"I started reading it – and just tears," said Kim Hershman, who had studied a year before Pleasants at Yale. Although they were barely acquainted then, Hershman immediately felt obliged to help, especially after she learned that Pleasant's camp was only miles from her home.
"When we were at Yale in the 1980s, there were very few black students there," Hershman recalled. "Things are very different now. But I know that for everything he achieved, something changed, and he didn't have the support I might have."
Hershman, a Hollywood business adviser, is also a lawyer who also graduated from Yale Law School. She took her alumni network for guidance and encouragement, and a flood of posts soon appeared on a Facebook page for black Yale alumni.
"If Kim wants to do something, I'd better not stand in the way," wrote one member.
"Would he be willing to accept the offer of help?" asked another.
There was only one way to find out. The day after my CNN story surfaced online, Hershman made his way to Koreatown to try to find Pleasants in the middle of tent camps.
"I was a little nervous because I was," Where am I going? I'm a 5-foot-1 female, "she recalled, fearing it might not be safe.
Hershman – escorted by two Yale alumni, including her significant other – began asking homeless people in the area if they knew where the Plants were "Yes," someone finally told her. "He's around the corner."
She had a familiar face and a convincing offer
Nearly everyone in Shawn Pleasants & # 39; path was homeless, like him. Some who passed by were friendly ("When people say: 'Good morning', it really makes a difference," he would want others to know.) Others were indifferent or rude.
So when the woman wearing a Yale hat took a seat next to him on the sidewalk and grabbed his hand, Pleasants knew this was no ordinary visitor. When he saw the hat's "Y" logo, his mind jumped back to it. the magic environment on the Yales campus in New Haven, Connecticut.
"I had a look t maybe seven or eight times at school, "he recalled.
Although they had never been formally introduced, Pleasants knew who she was.
But why had she met him today? he wondered.
After a few minutes of small talk, Hershman had a simple but extremely complicated question for a man who lived on the streets for a decade.
"My big thing was:" What do you want? And based on what you want, I'll do what I can to help you, "she told CNN, recalling the first conversation.

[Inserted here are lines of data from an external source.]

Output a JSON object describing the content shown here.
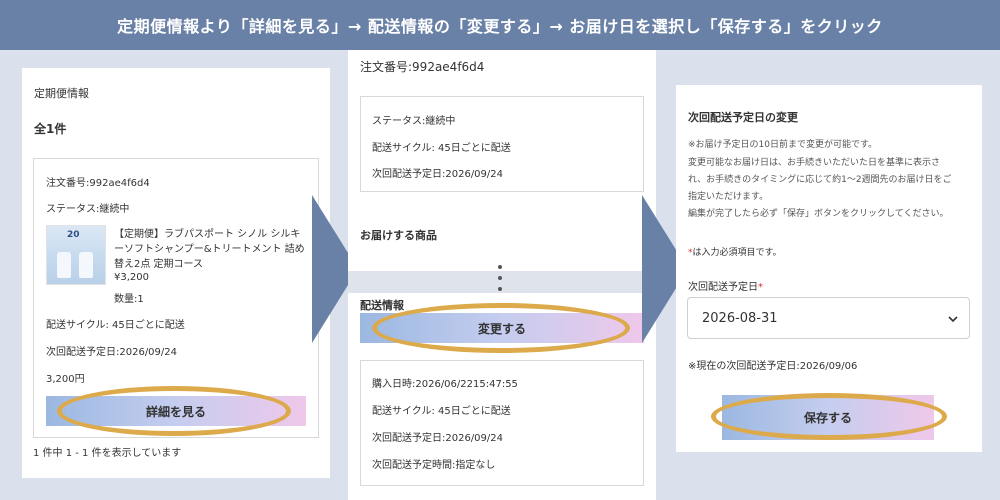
{
  "banner": {
    "instruction": "定期便情報より「詳細を見る」→ 配送情報の「変更する」→ お届け日を選択し「保存する」をクリック"
  },
  "left": {
    "heading": "定期便情報",
    "count": "全1件",
    "order_no": "注文番号:992ae4f6d4",
    "status": "ステータス:継続中",
    "product_line1": "【定期便】ラブパスポート シノル シルキ",
    "product_line2": "ーソフトシャンプー&トリートメント 詰め",
    "product_line3": "替え2点 定期コース",
    "price": "¥3,200",
    "qty": "数量:1",
    "cycle": "配送サイクル: 45日ごとに配送",
    "next_date": "次回配送予定日:2026/09/24",
    "total": "3,200円",
    "detail_button": "詳細を見る",
    "pager": "1 件中 1 - 1 件を表示しています",
    "thumb_badge": "20"
  },
  "middle": {
    "order_no": "注文番号:992ae4f6d4",
    "status": "ステータス:継続中",
    "cycle": "配送サイクル: 45日ごとに配送",
    "next_date": "次回配送予定日:2026/09/24",
    "items_heading": "お届けする商品",
    "shipping_heading": "配送情報",
    "change_button": "変更する",
    "purchase_date": "購入日時:2026/06/2215:47:55",
    "cycle2": "配送サイクル: 45日ごとに配送",
    "next_date2": "次回配送予定日:2026/09/24",
    "time": "次回配送予定時間:指定なし"
  },
  "right": {
    "heading": "次回配送予定日の変更",
    "note1": "※お届け予定日の10日前まで変更が可能です。",
    "note2": "変更可能なお届け日は、お手続きいただいた日を基準に表示さ",
    "note3": "れ、お手続きのタイミングに応じて約1～2週間先のお届け日をご",
    "note4": "指定いただけます。",
    "note5": "編集が完了したら必ず「保存」ボタンをクリックしてください。",
    "required_mark": "*",
    "required_note": "は入力必須項目です。",
    "field_label": "次回配送予定日",
    "field_required": "*",
    "select_value": "2026-08-31",
    "current_date": "※現在の次回配送予定日:2026/09/06",
    "save_button": "保存する"
  },
  "colors": {
    "banner_bg": "#6980a7",
    "page_bg": "#dbe1ec",
    "highlight_ring": "#dcaa4b",
    "arrow": "#6980a7",
    "required": "#d33333"
  },
  "icons": {
    "select_arrow": "chevron-down-icon",
    "more": "vertical-dots-icon",
    "flow_arrow": "right-arrow-icon"
  }
}
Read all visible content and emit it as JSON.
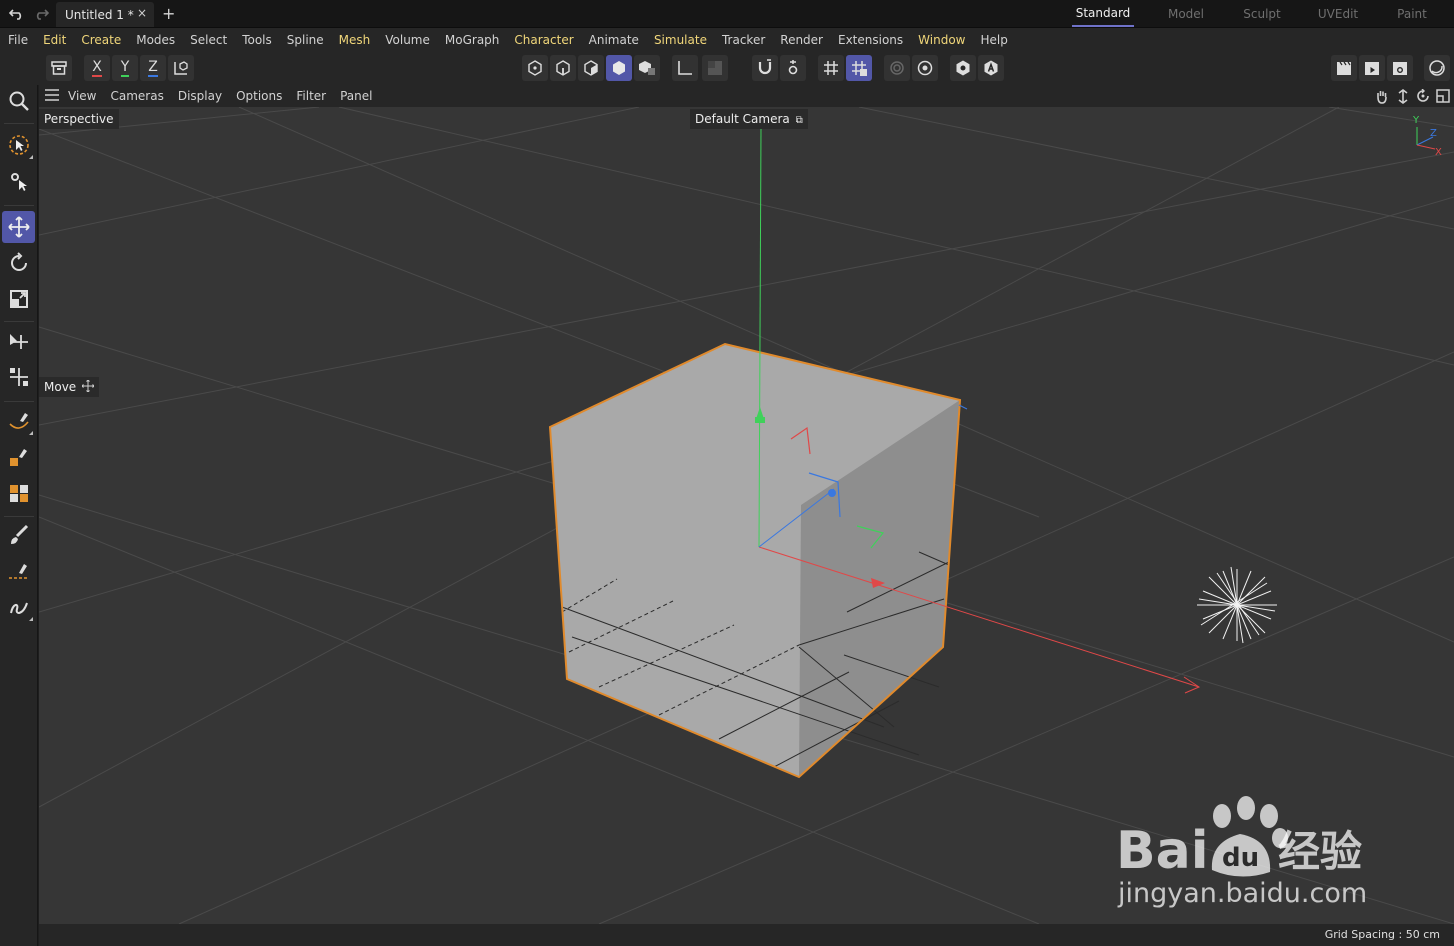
{
  "titlebar": {
    "document_tab": "Untitled 1 *",
    "close_glyph": "×",
    "add_glyph": "+",
    "layouts": [
      "Standard",
      "Model",
      "Sculpt",
      "UVEdit",
      "Paint"
    ],
    "active_layout": "Standard"
  },
  "menubar": {
    "items": [
      "File",
      "Edit",
      "Create",
      "Modes",
      "Select",
      "Tools",
      "Spline",
      "Mesh",
      "Volume",
      "MoGraph",
      "Character",
      "Animate",
      "Simulate",
      "Tracker",
      "Render",
      "Extensions",
      "Window",
      "Help"
    ],
    "highlight_color": "#f0d67a"
  },
  "cmdbar": {
    "axis_x": "X",
    "axis_y": "Y",
    "axis_z": "Z"
  },
  "viewport_menu": {
    "items": [
      "View",
      "Cameras",
      "Display",
      "Options",
      "Filter",
      "Panel"
    ]
  },
  "viewport": {
    "projection": "Perspective",
    "camera": "Default Camera",
    "active_tool": "Move",
    "axis_labels": {
      "x": "X",
      "y": "Y",
      "z": "Z"
    }
  },
  "status": {
    "grid_spacing": "Grid Spacing : 50 cm"
  },
  "watermark": {
    "brand": "Bai",
    "brand2": "du",
    "cn": "经验",
    "url": "jingyan.baidu.com"
  },
  "colors": {
    "accent": "#5257a8",
    "selection_outline": "#e08a2c",
    "axis_x": "#e04848",
    "axis_y": "#3fd15a",
    "axis_z": "#3a78e0",
    "viewport_bg": "#363636"
  }
}
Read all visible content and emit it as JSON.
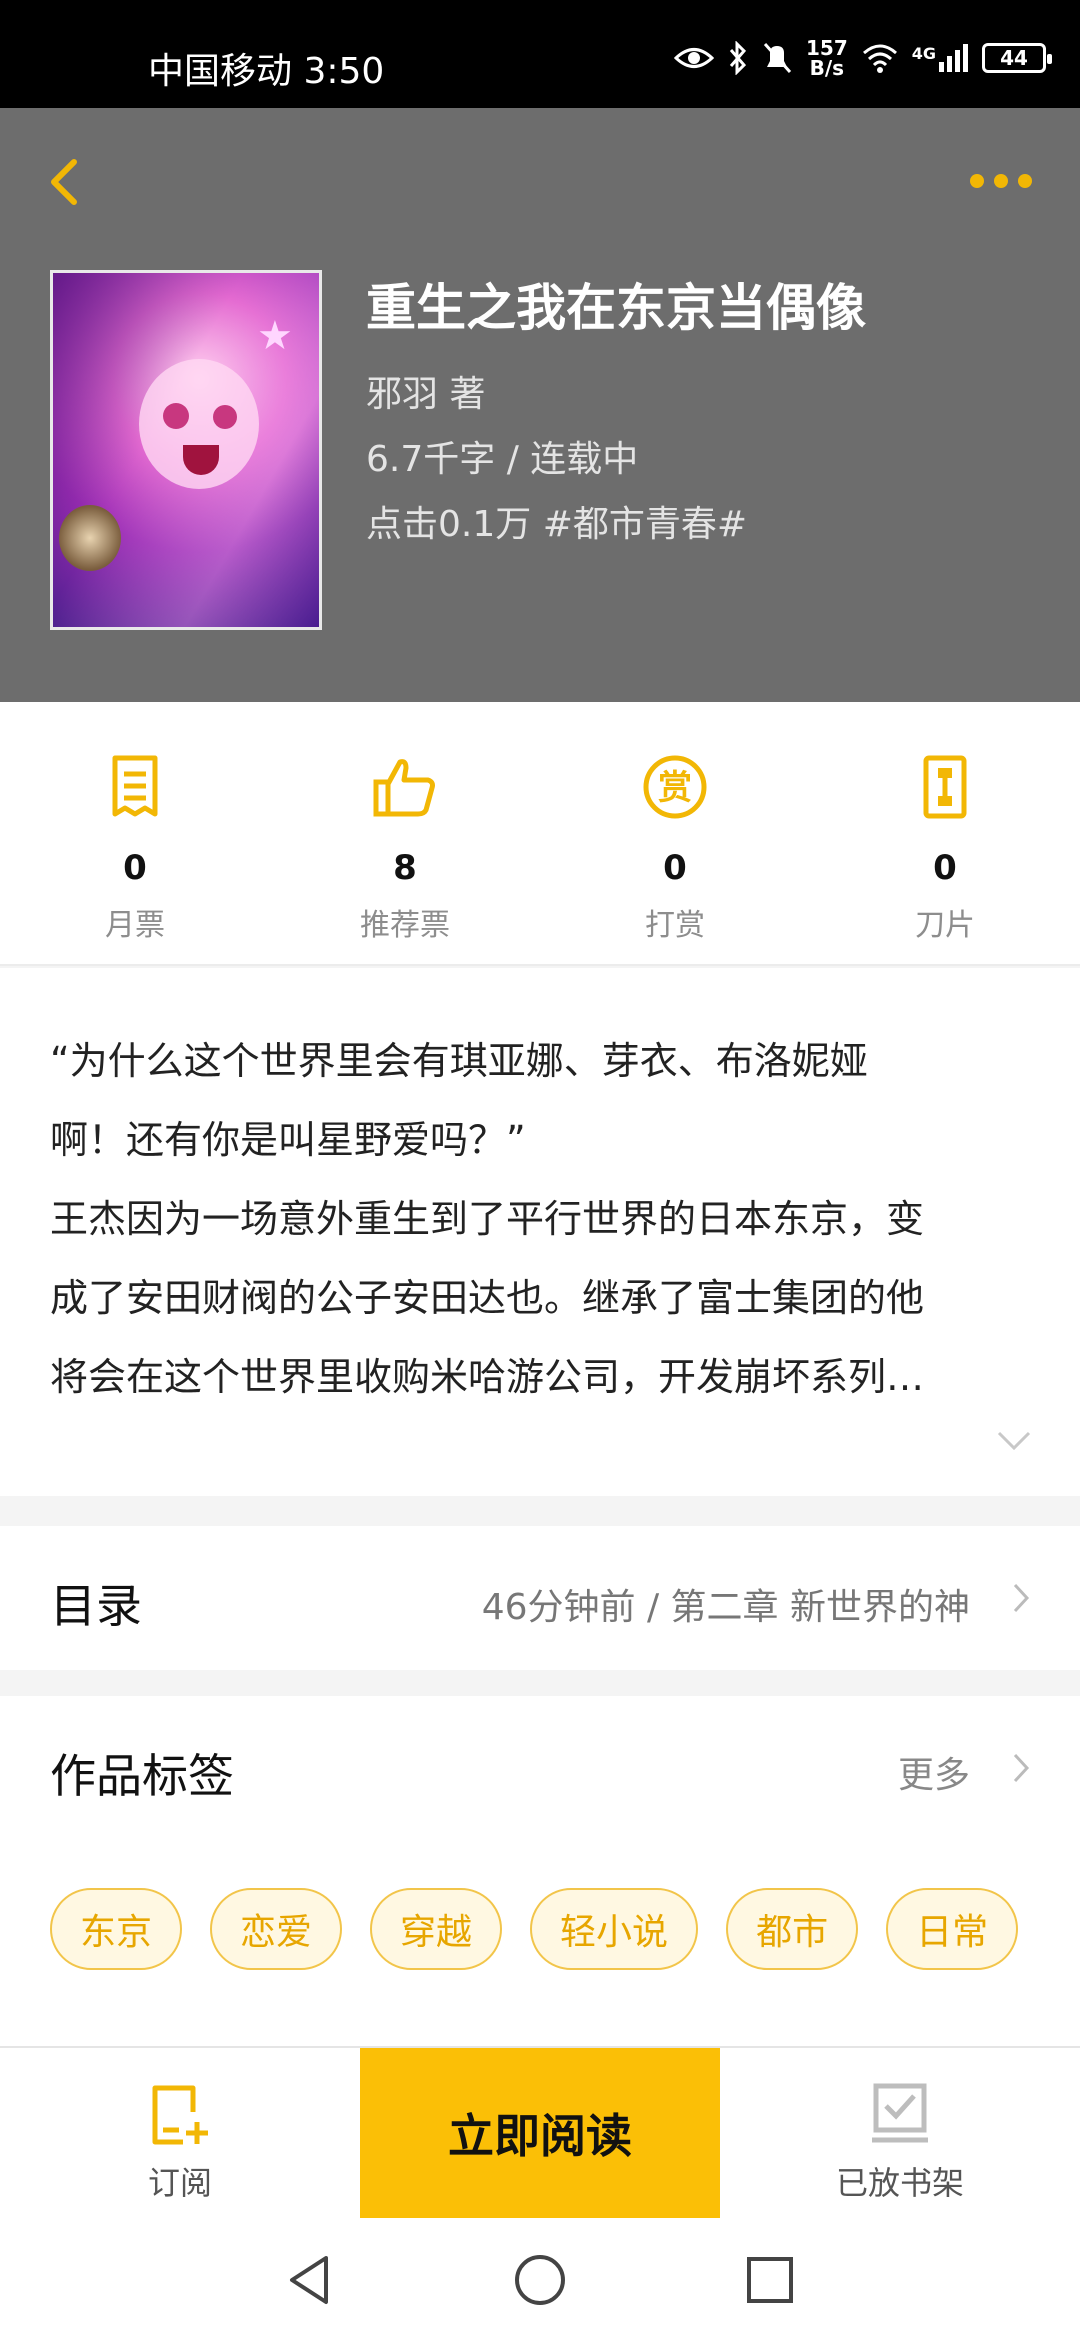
{
  "status_bar": {
    "carrier_time": "中国移动 3:50",
    "net_speed_value": "157",
    "net_speed_unit": "B/s",
    "network": "4G",
    "battery": "44"
  },
  "header": {
    "back_icon": "chevron-left-icon",
    "more_icon": "more-dots-icon"
  },
  "book": {
    "title": "重生之我在东京当偶像",
    "author_line": "邪羽  著",
    "words_line": "6.7千字 / 连载中",
    "clicks_line": "点击0.1万  #都市青春#"
  },
  "stats": [
    {
      "value": "0",
      "label": "月票",
      "icon": "ticket-icon"
    },
    {
      "value": "8",
      "label": "推荐票",
      "icon": "thumbs-up-icon"
    },
    {
      "value": "0",
      "label": "打赏",
      "icon": "reward-coin-icon"
    },
    {
      "value": "0",
      "label": "刀片",
      "icon": "blade-icon"
    }
  ],
  "synopsis": {
    "lines": [
      "“为什么这个世界里会有琪亚娜、芽衣、布洛妮娅",
      "啊！还有你是叫星野爱吗？”",
      "王杰因为一场意外重生到了平行世界的日本东京，变",
      "成了安田财阀的公子安田达也。继承了富士集团的他",
      "将会在这个世界里收购米哈游公司，开发崩坏系列…"
    ]
  },
  "catalog": {
    "title": "目录",
    "latest": "46分钟前 / 第二章 新世界的神"
  },
  "tags_section": {
    "title": "作品标签",
    "more": "更多",
    "tags": [
      "东京",
      "恋爱",
      "穿越",
      "轻小说",
      "都市",
      "日常"
    ]
  },
  "bottom_bar": {
    "subscribe": "订阅",
    "read_now": "立即阅读",
    "shelf": "已放书架"
  },
  "colors": {
    "accent": "#fbbf06",
    "header_bg": "#6d6d6d",
    "tag_text": "#e7a600"
  }
}
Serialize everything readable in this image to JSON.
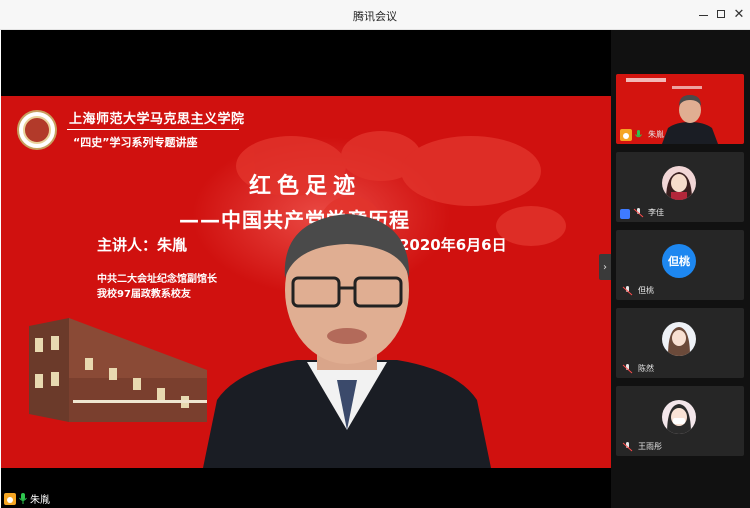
{
  "window": {
    "title": "腾讯会议",
    "minimize": "—",
    "close": "✕"
  },
  "slide": {
    "school": "上海师范大学马克思主义学院",
    "series": "“四史”学习系列专题讲座",
    "title_line1": "红色足迹",
    "title_line2": "——中国共产党党章历程",
    "speaker": "主讲人：朱胤",
    "date": "2020年6月6日",
    "sub1": "中共二大会址纪念馆副馆长",
    "sub2": "我校97届政教系校友"
  },
  "main_user": {
    "name": "朱胤"
  },
  "collapse_glyph": "›",
  "participants": [
    {
      "name": "朱胤",
      "type": "slide"
    },
    {
      "name": "李佳",
      "type": "avatar"
    },
    {
      "name": "但桃",
      "type": "text",
      "avatar_text": "但桃"
    },
    {
      "name": "陈然",
      "type": "avatar"
    },
    {
      "name": "王雨彤",
      "type": "avatar"
    }
  ],
  "colors": {
    "slide_red": "#d0110f",
    "accent_blue": "#1d87f0",
    "mic_green": "#2ec74e",
    "user_orange": "#f5a623"
  }
}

" I want to make a difference, "replied Pleasants." I'm in this situation , and there must be a reason for everything, and I want to help others. "
They talked about the possibilities The plants explained their vision for a homeless resource center, where people living in the streets could take showers, get mail, charge a phone or iron a shirt. to meet some critical needs, he told her, was desperately needed.
Hershman made no promises, but she assured the Plantsants that if he would accept her help, she would get him off the streets and help him regain his foot in life.
But it found s a catch, and it was non-negotiable: He must accept drug rehabilitation.
Over the years, Pleasants had rejected similar offers from the family.
This time he said yes – but with his own warning: "I have to bring my husband," he told Hershman, referring to his longtime partner, David, who had lived with Pleasants for several years, already before they both became homeless.
"She is quite charismatic and a convincing leader," Pleasants said. "And when she wants to do something, she does it through golly. She's an angel."
They set a transfer date a few weeks later. Still, Pleasants were not safe.
After a week, Hershman returned to check out Plantsants and share a lot of supportive, encouraging messages their Yale classmates had sent. He had been "quite frightened because he had joked his Yale family and biological family into making history," she said, citing CNN's reports.
"Knowing that he had not, and inspired people and touched people's hearts, meant the world to him," Hershman said via text. "The messages are really what made Shawn decide to move out of the street."
A new life still feels like a volatile fantasy
The plant's possessions consisted of a series of food carts surpassed with clothing, blankets and other built-up objects. Tarps connected to the wagons formed a roof. A laundry basket contained unopened cereal boxes he had received from a food pantry. His things seemed to take half a block.
But he left everything behind, except for some clothes he packed in garbage and luggage he had provided on the street. The plants also held a battery-powered candle that would "mentally heat" him and a baseball bat he held for protection.